sites linked below will contain more details on these events.
• Festival of Appropriation in Minneapolis, USA
• 6th Videomarathon in Chişinău, Moldova
History the Object of Recent Addition
Old Sites Revisited
Though it went unobserved, earlier this year, in March to be exact, this site passed its fifth anniversary.
Five years! The cliché is revelatory: it does, indeed, seem only like yesterday.
Still, it’s been a varied half-decade. In that time, the dormant Tape-beatles slowly wheezed back into
existence after a three-year cæsura (neatly supplanted by the peak of Public Works’ activity as a
group). The site as originally envisioned began as a multi-purpose one encompassing various
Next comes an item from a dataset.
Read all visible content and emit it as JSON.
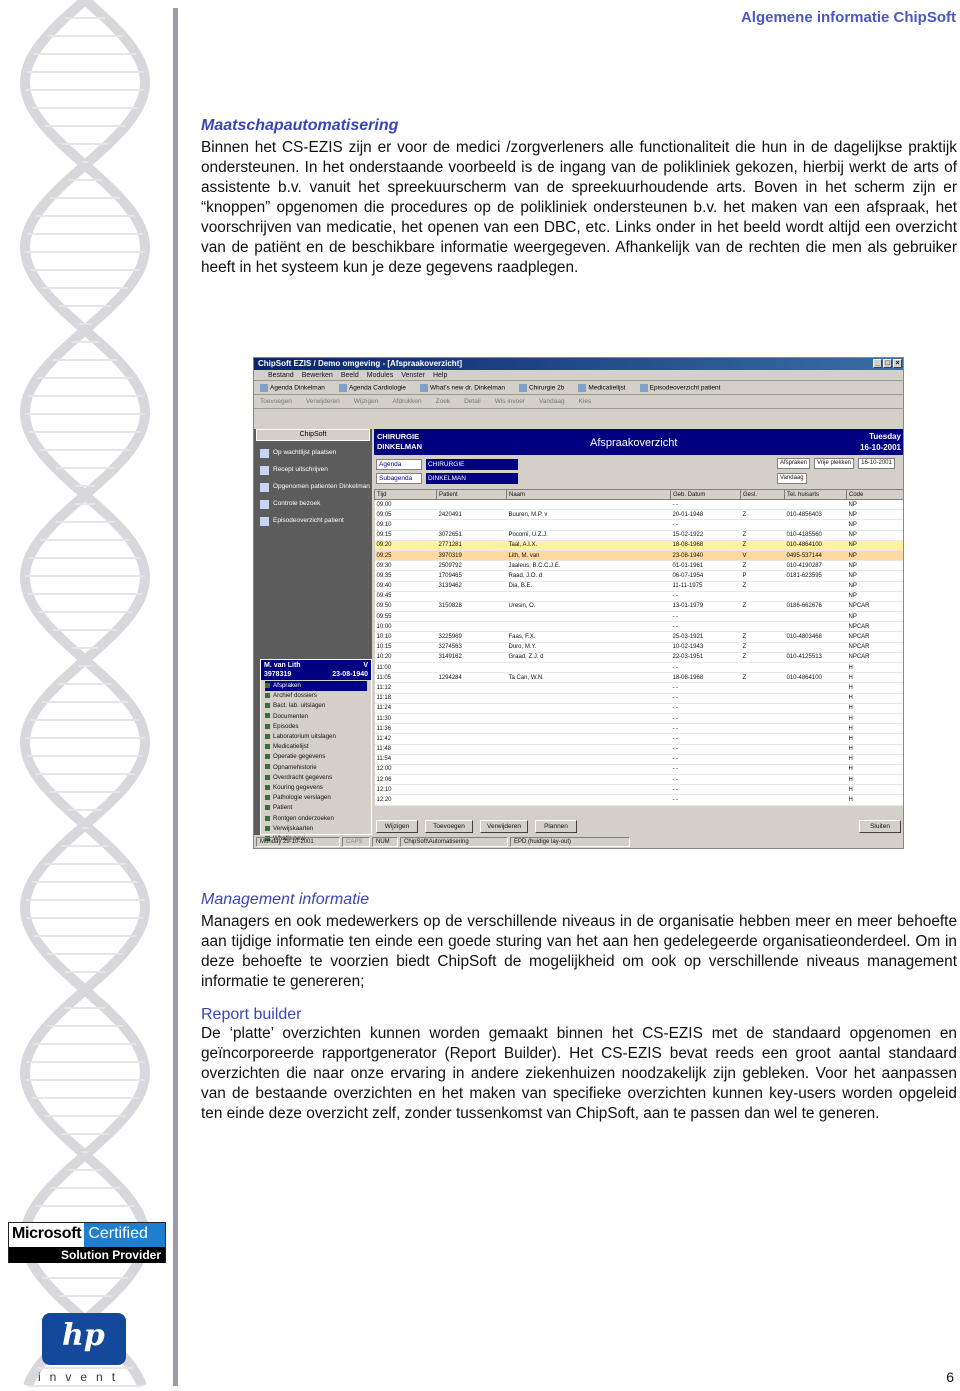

activities. Known as “The Static Output”, it included PhotoStatic Magazine,
Retrofuturism, and all the various activities of the “Aggressive School of Cultural Workers”,
as well your Tape-beatles and Public Works Productions. Today, our joint but separate projects
each gets the spotlight in their own, dedicated digital spaces (links below).
Unfortunately, the web archives itself neither easily nor well. Sites are dynamic (even when not supported by
a database-driven backend) and the best we can hope for in our stroll down memory lane is a series of fleeting,
representative, saved states. That is what we are introducing to you today: the selection of one front
page from each of the last five years, and presented for your inspection. Many of the links on these
resuscitated pages won’t work — this exercise is merely to document the site’s appearance,
since the content from that time has either been superceded or incorporated into the present site.
• this site
• related sites:
| The Expatriot